Please give an exact printout of the records, without any pictures.

===

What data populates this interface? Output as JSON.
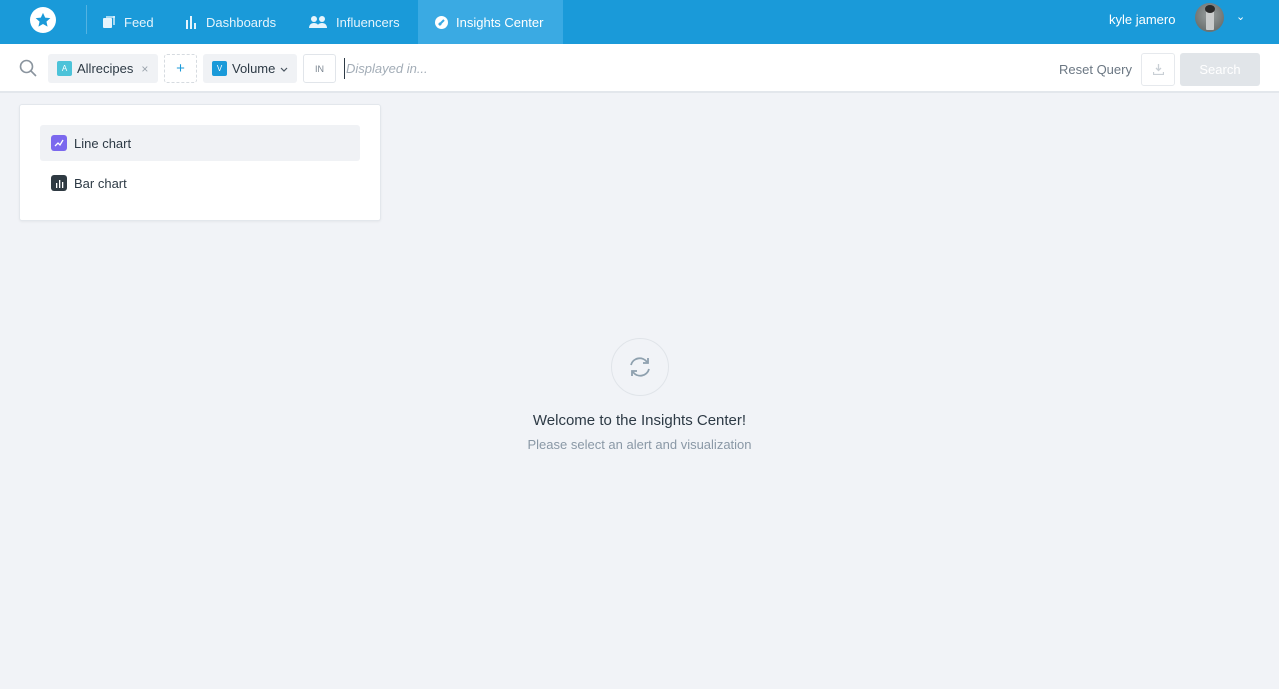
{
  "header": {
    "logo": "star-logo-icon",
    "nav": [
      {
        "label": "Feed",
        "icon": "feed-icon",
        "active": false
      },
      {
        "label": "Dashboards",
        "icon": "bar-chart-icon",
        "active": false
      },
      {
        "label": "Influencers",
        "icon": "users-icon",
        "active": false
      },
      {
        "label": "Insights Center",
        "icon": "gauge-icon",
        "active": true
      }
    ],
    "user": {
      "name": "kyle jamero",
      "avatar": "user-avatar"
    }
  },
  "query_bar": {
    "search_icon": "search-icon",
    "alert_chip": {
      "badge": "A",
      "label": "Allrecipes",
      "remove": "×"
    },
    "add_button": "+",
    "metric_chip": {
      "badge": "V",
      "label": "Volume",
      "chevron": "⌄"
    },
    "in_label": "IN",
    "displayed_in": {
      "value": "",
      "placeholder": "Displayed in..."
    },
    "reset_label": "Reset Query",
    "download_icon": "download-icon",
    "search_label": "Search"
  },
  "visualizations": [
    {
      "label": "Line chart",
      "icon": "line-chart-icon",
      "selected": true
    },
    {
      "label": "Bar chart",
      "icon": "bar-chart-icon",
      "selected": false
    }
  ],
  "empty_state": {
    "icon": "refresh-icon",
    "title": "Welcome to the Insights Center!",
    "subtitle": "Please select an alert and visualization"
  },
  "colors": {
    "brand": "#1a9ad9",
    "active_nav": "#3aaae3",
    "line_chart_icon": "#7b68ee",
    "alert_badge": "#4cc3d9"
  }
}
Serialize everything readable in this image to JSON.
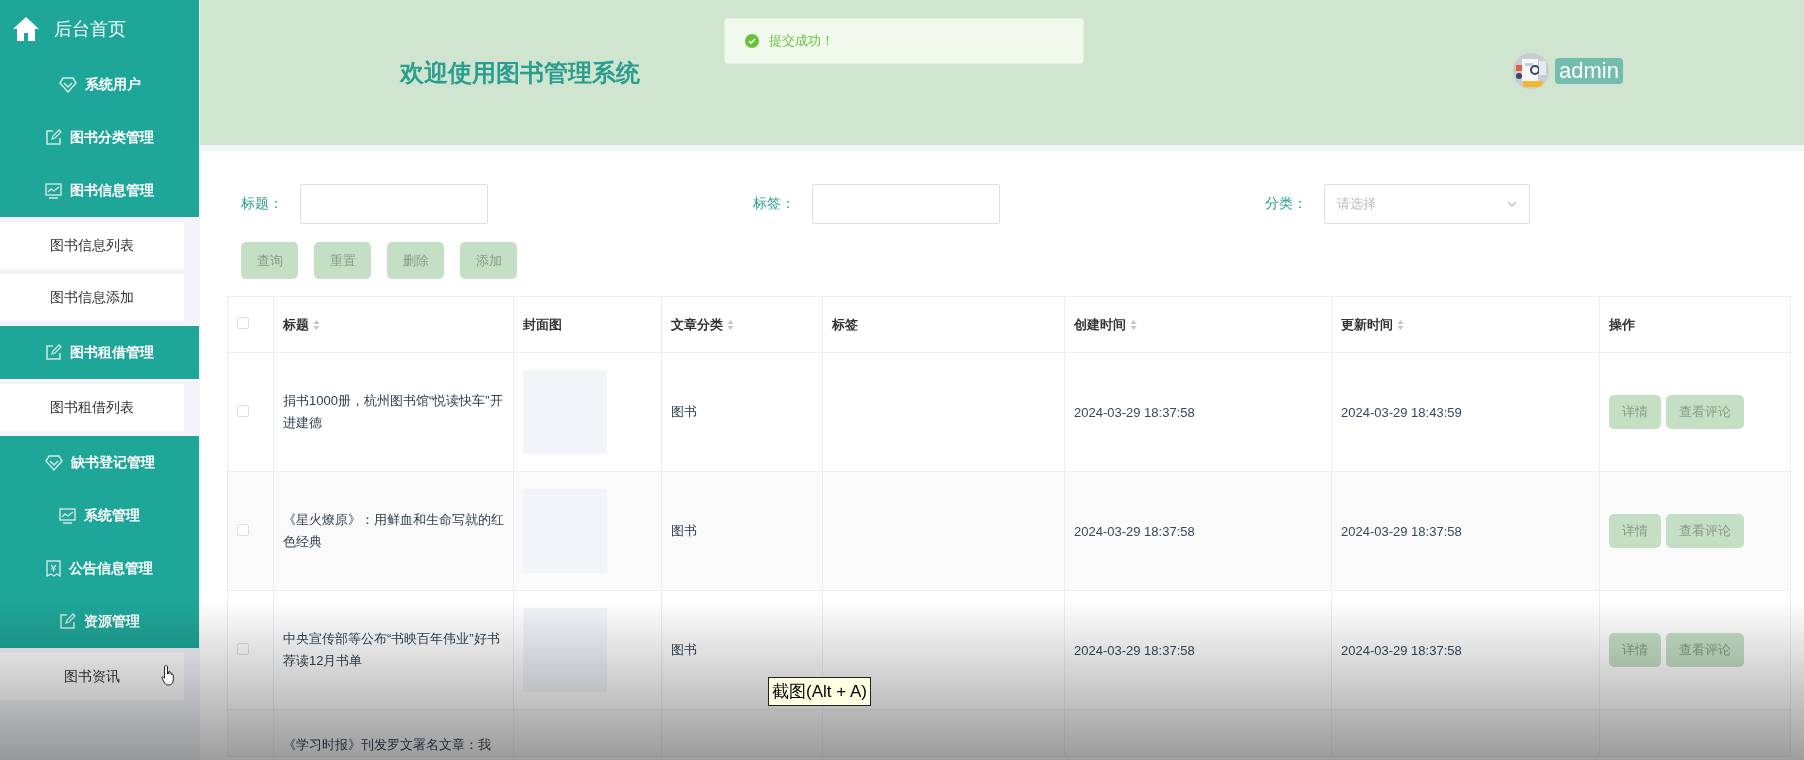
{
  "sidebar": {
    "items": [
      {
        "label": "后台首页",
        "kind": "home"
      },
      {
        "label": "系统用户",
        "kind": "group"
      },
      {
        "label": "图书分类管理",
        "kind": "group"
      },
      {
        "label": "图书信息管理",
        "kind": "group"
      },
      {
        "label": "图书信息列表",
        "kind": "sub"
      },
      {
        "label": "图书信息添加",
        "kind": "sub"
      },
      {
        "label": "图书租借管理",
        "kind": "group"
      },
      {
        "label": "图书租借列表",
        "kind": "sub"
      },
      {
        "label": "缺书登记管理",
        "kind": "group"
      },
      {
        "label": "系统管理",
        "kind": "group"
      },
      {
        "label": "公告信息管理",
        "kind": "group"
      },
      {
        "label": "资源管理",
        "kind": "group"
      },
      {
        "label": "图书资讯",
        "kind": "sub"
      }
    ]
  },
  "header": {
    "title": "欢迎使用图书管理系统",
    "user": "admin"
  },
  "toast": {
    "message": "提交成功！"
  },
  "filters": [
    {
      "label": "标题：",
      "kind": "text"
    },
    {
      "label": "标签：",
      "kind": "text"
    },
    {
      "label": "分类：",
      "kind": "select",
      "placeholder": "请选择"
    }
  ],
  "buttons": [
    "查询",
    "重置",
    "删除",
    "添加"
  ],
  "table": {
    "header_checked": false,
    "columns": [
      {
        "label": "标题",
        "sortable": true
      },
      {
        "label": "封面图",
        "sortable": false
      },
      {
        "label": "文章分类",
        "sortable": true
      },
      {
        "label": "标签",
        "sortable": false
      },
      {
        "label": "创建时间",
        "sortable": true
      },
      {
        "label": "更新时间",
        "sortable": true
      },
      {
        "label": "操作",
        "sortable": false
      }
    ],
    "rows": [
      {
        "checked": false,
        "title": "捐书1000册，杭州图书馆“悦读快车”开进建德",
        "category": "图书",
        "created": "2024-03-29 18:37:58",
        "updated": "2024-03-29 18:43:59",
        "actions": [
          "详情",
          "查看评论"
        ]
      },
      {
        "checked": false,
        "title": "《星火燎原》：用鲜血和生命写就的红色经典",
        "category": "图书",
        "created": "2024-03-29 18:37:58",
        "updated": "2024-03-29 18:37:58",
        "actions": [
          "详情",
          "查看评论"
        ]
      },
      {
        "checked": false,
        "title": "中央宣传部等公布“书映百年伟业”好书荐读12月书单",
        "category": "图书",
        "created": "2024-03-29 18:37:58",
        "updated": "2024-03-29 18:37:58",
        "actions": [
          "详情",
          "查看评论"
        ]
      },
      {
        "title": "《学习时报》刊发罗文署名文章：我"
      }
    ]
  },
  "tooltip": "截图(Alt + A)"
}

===

■ **Completed exercise**
What data populates this interface? Output as JSON.
{
  "header": {
    "logo": "star-logo-icon",
    "nav": [
      {
        "label": "Feed",
        "icon": "feed-icon",
        "active": false
      },
      {
        "label": "Dashboards",
        "icon": "bar-chart-icon",
        "active": false
      },
      {
        "label": "Influencers",
        "icon": "users-icon",
        "active": false
      },
      {
        "label": "Insights Center",
        "icon": "gauge-icon",
        "active": true
      }
    ],
    "user": {
      "name": "kyle jamero",
      "avatar": "user-avatar"
    }
  },
  "query_bar": {
    "search_icon": "search-icon",
    "alert_chip": {
      "badge": "A",
      "label": "Allrecipes",
      "remove": "×"
    },
    "add_button": "+",
    "metric_chip": {
      "badge": "V",
      "label": "Volume",
      "chevron": "⌄"
    },
    "in_label": "IN",
    "displayed_in": {
      "value": "",
      "placeholder": "Displayed in..."
    },
    "reset_label": "Reset Query",
    "download_icon": "download-icon",
    "search_label": "Search"
  },
  "visualizations": [
    {
      "label": "Line chart",
      "icon": "line-chart-icon",
      "selected": true
    },
    {
      "label": "Bar chart",
      "icon": "bar-chart-icon",
      "selected": false
    }
  ],
  "empty_state": {
    "icon": "refresh-icon",
    "title": "Welcome to the Insights Center!",
    "subtitle": "Please select an alert and visualization"
  },
  "colors": {
    "brand": "#1a9ad9",
    "active_nav": "#3aaae3",
    "line_chart_icon": "#7b68ee",
    "alert_badge": "#4cc3d9"
  }
}
Serialize everything readable in this image to JSON.
{
  "sidebar": {
    "items": [
      {
        "label": "后台首页",
        "kind": "home"
      },
      {
        "label": "系统用户",
        "kind": "group"
      },
      {
        "label": "图书分类管理",
        "kind": "group"
      },
      {
        "label": "图书信息管理",
        "kind": "group"
      },
      {
        "label": "图书信息列表",
        "kind": "sub"
      },
      {
        "label": "图书信息添加",
        "kind": "sub"
      },
      {
        "label": "图书租借管理",
        "kind": "group"
      },
      {
        "label": "图书租借列表",
        "kind": "sub"
      },
      {
        "label": "缺书登记管理",
        "kind": "group"
      },
      {
        "label": "系统管理",
        "kind": "group"
      },
      {
        "label": "公告信息管理",
        "kind": "group"
      },
      {
        "label": "资源管理",
        "kind": "group"
      },
      {
        "label": "图书资讯",
        "kind": "sub"
      }
    ]
  },
  "header": {
    "title": "欢迎使用图书管理系统",
    "user": "admin"
  },
  "toast": {
    "message": "提交成功！"
  },
  "filters": [
    {
      "label": "标题：",
      "kind": "text"
    },
    {
      "label": "标签：",
      "kind": "text"
    },
    {
      "label": "分类：",
      "kind": "select",
      "placeholder": "请选择"
    }
  ],
  "buttons": [
    "查询",
    "重置",
    "删除",
    "添加"
  ],
  "table": {
    "header_checked": false,
    "columns": [
      {
        "label": "标题",
        "sortable": true
      },
      {
        "label": "封面图",
        "sortable": false
      },
      {
        "label": "文章分类",
        "sortable": true
      },
      {
        "label": "标签",
        "sortable": false
      },
      {
        "label": "创建时间",
        "sortable": true
      },
      {
        "label": "更新时间",
        "sortable": true
      },
      {
        "label": "操作",
        "sortable": false
      }
    ],
    "rows": [
      {
        "checked": false,
        "title": "捐书1000册，杭州图书馆“悦读快车”开进建德",
        "category": "图书",
        "created": "2024-03-29 18:37:58",
        "updated": "2024-03-29 18:43:59",
        "actions": [
          "详情",
          "查看评论"
        ]
      },
      {
        "checked": false,
        "title": "《星火燎原》：用鲜血和生命写就的红色经典",
        "category": "图书",
        "created": "2024-03-29 18:37:58",
        "updated": "2024-03-29 18:37:58",
        "actions": [
          "详情",
          "查看评论"
        ]
      },
      {
        "checked": false,
        "title": "中央宣传部等公布“书映百年伟业”好书荐读12月书单",
        "category": "图书",
        "created": "2024-03-29 18:37:58",
        "updated": "2024-03-29 18:37:58",
        "actions": [
          "详情",
          "查看评论"
        ]
      },
      {
        "title": "《学习时报》刊发罗文署名文章：我"
      }
    ]
  },
  "tooltip": "截图(Alt + A)"
}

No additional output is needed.